One really interesting experience was buying the guide book from the local vendors, the prices of the books comes down exponentially as the day progresses, Marky the first one to buy brought it for 40 rupees, Deepsy a little later for 20 and finally me just before departure for rupees 15. I would really not be surprised if they actually throw the odd one at you, free of cost, at the end of the day. (It is advisable to sharpen your bargaining skills before you go to this place).




Bibi Ka Maqbara, is supposed to be a copy of the Taj, I should admit after having seen the Taj, a really poor one at that. This is nowhere close to Taj, in its size, quality of the construction, material used and grandiose; the only exception being the close resemblance in shape, reminding you of a very poor attempt in vain. It has very fittingly earned the nickname ‘poor man’s Taj. The only reason to visit this place will be that you will be in better position to admire the beauty and grandiose of the Taj, and also for the fact that this dedicated to a mother unlike the usual structures dedicated to their partners.

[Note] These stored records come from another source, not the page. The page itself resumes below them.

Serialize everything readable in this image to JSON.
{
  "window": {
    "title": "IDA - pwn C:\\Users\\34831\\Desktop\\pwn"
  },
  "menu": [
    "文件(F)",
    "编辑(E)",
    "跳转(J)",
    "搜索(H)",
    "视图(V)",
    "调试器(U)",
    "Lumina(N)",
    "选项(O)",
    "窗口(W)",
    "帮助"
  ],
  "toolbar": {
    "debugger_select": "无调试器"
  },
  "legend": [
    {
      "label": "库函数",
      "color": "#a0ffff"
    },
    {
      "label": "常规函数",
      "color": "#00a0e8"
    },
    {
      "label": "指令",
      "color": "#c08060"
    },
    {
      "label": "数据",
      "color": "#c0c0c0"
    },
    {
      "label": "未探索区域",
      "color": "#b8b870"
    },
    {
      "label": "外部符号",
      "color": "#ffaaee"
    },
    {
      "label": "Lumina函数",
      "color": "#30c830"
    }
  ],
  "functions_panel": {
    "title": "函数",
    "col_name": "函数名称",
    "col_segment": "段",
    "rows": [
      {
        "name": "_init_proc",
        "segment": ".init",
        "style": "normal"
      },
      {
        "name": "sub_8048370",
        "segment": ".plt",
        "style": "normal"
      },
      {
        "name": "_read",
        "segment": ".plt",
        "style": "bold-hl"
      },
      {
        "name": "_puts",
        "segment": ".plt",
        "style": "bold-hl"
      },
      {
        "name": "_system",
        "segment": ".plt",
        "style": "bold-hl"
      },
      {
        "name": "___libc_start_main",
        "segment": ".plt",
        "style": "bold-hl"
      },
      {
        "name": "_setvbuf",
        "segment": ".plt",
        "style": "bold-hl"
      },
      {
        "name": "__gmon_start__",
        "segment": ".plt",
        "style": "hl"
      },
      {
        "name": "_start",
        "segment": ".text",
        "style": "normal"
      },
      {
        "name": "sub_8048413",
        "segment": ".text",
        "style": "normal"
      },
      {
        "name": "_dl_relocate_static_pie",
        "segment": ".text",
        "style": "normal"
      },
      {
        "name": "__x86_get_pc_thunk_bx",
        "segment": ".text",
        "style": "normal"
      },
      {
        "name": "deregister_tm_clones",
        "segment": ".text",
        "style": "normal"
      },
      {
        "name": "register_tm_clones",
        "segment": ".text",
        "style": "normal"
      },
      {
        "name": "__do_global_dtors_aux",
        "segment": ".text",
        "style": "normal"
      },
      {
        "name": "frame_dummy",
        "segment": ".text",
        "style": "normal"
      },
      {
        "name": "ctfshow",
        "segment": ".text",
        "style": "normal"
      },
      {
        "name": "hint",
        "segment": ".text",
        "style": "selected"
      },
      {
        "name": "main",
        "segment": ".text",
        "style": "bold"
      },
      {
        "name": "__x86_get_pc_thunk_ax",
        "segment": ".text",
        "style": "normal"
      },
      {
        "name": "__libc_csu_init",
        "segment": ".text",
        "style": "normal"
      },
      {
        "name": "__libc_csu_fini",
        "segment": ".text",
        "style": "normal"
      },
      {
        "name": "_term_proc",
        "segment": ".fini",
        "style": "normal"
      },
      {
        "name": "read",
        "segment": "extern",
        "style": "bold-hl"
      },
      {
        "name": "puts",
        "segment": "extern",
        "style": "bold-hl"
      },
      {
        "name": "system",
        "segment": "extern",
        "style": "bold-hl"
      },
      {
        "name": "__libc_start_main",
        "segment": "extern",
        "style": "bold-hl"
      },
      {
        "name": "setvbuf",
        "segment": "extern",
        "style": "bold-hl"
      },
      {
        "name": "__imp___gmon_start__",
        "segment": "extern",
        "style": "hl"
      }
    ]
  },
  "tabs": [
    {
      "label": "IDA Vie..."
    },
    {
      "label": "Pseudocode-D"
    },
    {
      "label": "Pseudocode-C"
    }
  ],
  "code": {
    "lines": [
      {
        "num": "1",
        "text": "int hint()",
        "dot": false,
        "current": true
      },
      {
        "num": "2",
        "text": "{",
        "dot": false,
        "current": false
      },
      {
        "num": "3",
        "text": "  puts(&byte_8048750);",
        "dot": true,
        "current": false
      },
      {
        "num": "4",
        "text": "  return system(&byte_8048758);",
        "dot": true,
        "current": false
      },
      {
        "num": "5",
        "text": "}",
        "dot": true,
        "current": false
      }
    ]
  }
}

It was quite an experience, and we were lucky, to find a bar and restaurant in Aurangabad, where we could savor the memories of a beautiful day, fittingly in a celebration mood, over a bottle of beer. There seems to only couple of them in town, atleast in the proximity of 10 kilometers, and others if ever there are any, are well hidden, in the shadows of the old city.



Day 1: 25th January 2005 - Introduction
Day 2: 26th January 2005 - Hyderabad (Charminar, Golconda fort, Birla mandir)
Day 4: 28th January 2005 - Ajanta Caves
Day 5: 29th January 2005 - Bhopal and Sanchi
Day 6: 30th January 2005 - Bhopal, Bhimbetka and Bhojpur

1 comment:

Mark said...

Probably the best part of our trip, I now understand why Ajanta And Ellora caves are world heritage monuments / UNESCO sites. As mentioned in the blog post, the sheer genius of mankind cant be explained in words especially when one looks at the work done by artisans for the Ellora Caves especially in an era when there was less use of technology.

It also goes to show the commitment of the Chola Kings who sanctioned the building of these projects long after their lifetimes.

Must see for any travel lover - Ajanta / Ellora Caves.

Sunil Bhai - looking forward to your article on the Bhopal Visit.